A nearly 50-minute press conference following the statement focused more on children, community, and emotional platitudes than the actual facts of Toledo’s death. Police violence only earned a brief mention, drowned out by references to the pandemic and compounding crises and calls for community healing. And while Lightfoot and other city officials expect tensions to flare after the video is released, she still called for deference to the police. “As the investigation in the police shooting . . . continues, I urge everyone: reserve judgment until the Civilian Office of Police Accountability, that’s COPA, has done its work,” she said.

Just yesterday, the Chicago Police Department also updated its policies for how officers interact with protesters, specifically how officers disperse crowds. The updates come after, according to a city inspector general, the department had virtually no plan in place as its unprepared officers responded to massive protests over the death of George Floyd at the hands of police last summer.

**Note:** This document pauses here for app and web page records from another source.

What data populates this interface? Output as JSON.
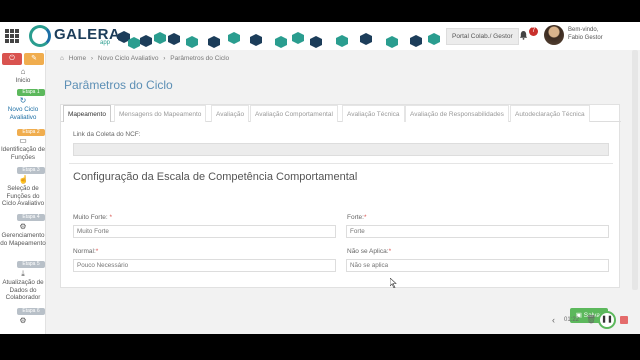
{
  "header": {
    "logo": "GALERA",
    "logo_sub": "app",
    "portal_button": "Portal Colab./ Gestor",
    "notif_count": "7",
    "welcome": "Bem-vindo,",
    "username": "Fabio Gestor"
  },
  "sidebar": {
    "items": [
      {
        "label": "Inicio",
        "icon": "home-icon"
      },
      {
        "stage": "Etapa 1",
        "label": "Novo Ciclo Avaliativo",
        "icon": "refresh-icon"
      },
      {
        "stage": "Etapa 2",
        "label": "Identificação de Funções",
        "icon": "inbox-icon"
      },
      {
        "stage": "Etapa 3",
        "label": "Seleção de Funções do Ciclo Avaliativo",
        "icon": "hand-pointer-icon"
      },
      {
        "stage": "Etapa 4",
        "label": "Gerenciamento do Mapeamento",
        "icon": "cogs-icon"
      },
      {
        "stage": "Etapa 5",
        "label": "Atualização de Dados do Colaborador",
        "icon": "download-icon"
      },
      {
        "stage": "Etapa 6",
        "label": "",
        "icon": "cogs-icon"
      }
    ]
  },
  "breadcrumb": [
    "Home",
    "Novo Ciclo Avaliativo",
    "Parâmetros do Ciclo"
  ],
  "page_title": "Parâmetros do Ciclo",
  "tabs": [
    "Mapeamento",
    "Mensagens do Mapeamento",
    "Avaliação",
    "Avaliação Comportamental",
    "Avaliação Técnica",
    "Avaliação de Responsabilidades",
    "Autodeclaração Técnica"
  ],
  "ncf": {
    "label": "Link da Coleta do NCF:",
    "value": ""
  },
  "section_title": "Configuração da Escala de Competência Comportamental",
  "fields": {
    "muito_forte": {
      "label": "Muito Forte: ",
      "placeholder": "Muito Forte"
    },
    "forte": {
      "label": "Forte:",
      "placeholder": "Forte"
    },
    "normal": {
      "label": "Normal:",
      "placeholder": "Pouco Necessário"
    },
    "nao_se_aplica": {
      "label": "Não se Aplica:",
      "placeholder": "Não se aplica"
    }
  },
  "save_label": "Salvar",
  "player": {
    "time": "01:22"
  },
  "colors": {
    "accent": "#5c8fb5",
    "success": "#5cb85c",
    "danger": "#d9534f",
    "warning": "#f0ad4e"
  }
}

And while Lightfoot has made significant efforts to set herself apart from her predecessor Rahm Emanuel, her response to the Toledo shooting is troublingly similar to Emanuel’s intransigence in the wake of the 2014 fatal police shooting of Laquan McDonald. In the aftermath of McDonald’s death, CPD was quick to label the 17-year-old a threat, falsely accusing him of lunging at officers. In Toledo’s case, city officials have repeatedly claimed that the Little Village teen was a young, gunslinging gang member and a danger to officers.

While city officials and CPD supporters have repeatedly asked where Toledo’s family was during his purported gang activity, many are rightfully turning that question back onto the city itself. How does a city allow conditions to deteriorate so significantly that its children are pushed to join gangs? When is CPD going to stop killing children? And when is the city going to stop lying to its citizens?

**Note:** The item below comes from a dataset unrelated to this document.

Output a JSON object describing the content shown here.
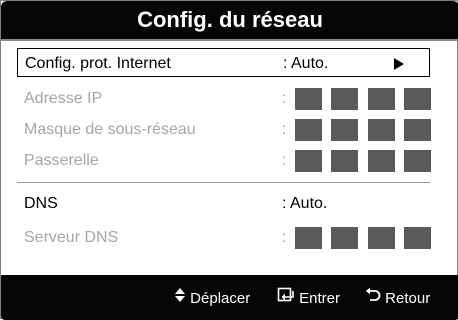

News of plans to raise the Lake Shore Drive bridge Thursday night did nothing to quell tensions, though city transit officials claimed it was for routine testing and maintenance. This is how she handled the George Floyd protests, cutting off the affluent business district from Black and Brown protesters under the guise of safety and protecting the Loop’s luxury shops. As my colleague Maya Dukmasova wrote in November, “the shutdowns left many feeling that Mayor Lightfoot was more concerned about protecting downtown businesses and some of the city’s wealthiest residents than the police violence that brought people out to the streets.”

Reiterating what community leaders have said time and time again, we see ourselves and our children in Adam Toledo, our mothers, siblings, abuelas, and abuelos in his grieving family. I’ve had a hard time separating myself from the story. We shared the same name. I grew up in a mixed-race, middle-class family that spoke mostly English. I understand Spanish, but struggle to respond in my family’s native language. My olive skin leans more white than Brown. My life experiences are not the same as Adam Toledo’s, but the quickness with which many have demonized him is familiar. It reminds me of feeling the eyes watching me in department stores, of the glares I’d get in Spanish class when I’d roll my Rs, of the snide comments about whether I only ate rice and beans in the cafeteria. He was only 13.   v

Editor’s note: An earlier version of this story incorrectly stated that the city’s bridges were raised before the video was released.

Adam M. Rhodes

Adam M. Rhodes is a queer, nonbinary, first-generation Cuban American journalist. Rhodes is currently a social justice reporter at the Chicago Reader, where their work centers primarily on queer people and people of color. Their recent work has examined HIV treatment access in Puerto Rico, racism in Chicago’s principal queer neighborhood, and, most recently, HIV criminalization in Illinois. Alongside the Reader, Rhodes has been published in outlets including BuzzFeed News and The Washington Post. You can follow them on Twitter at @byadamrhodes.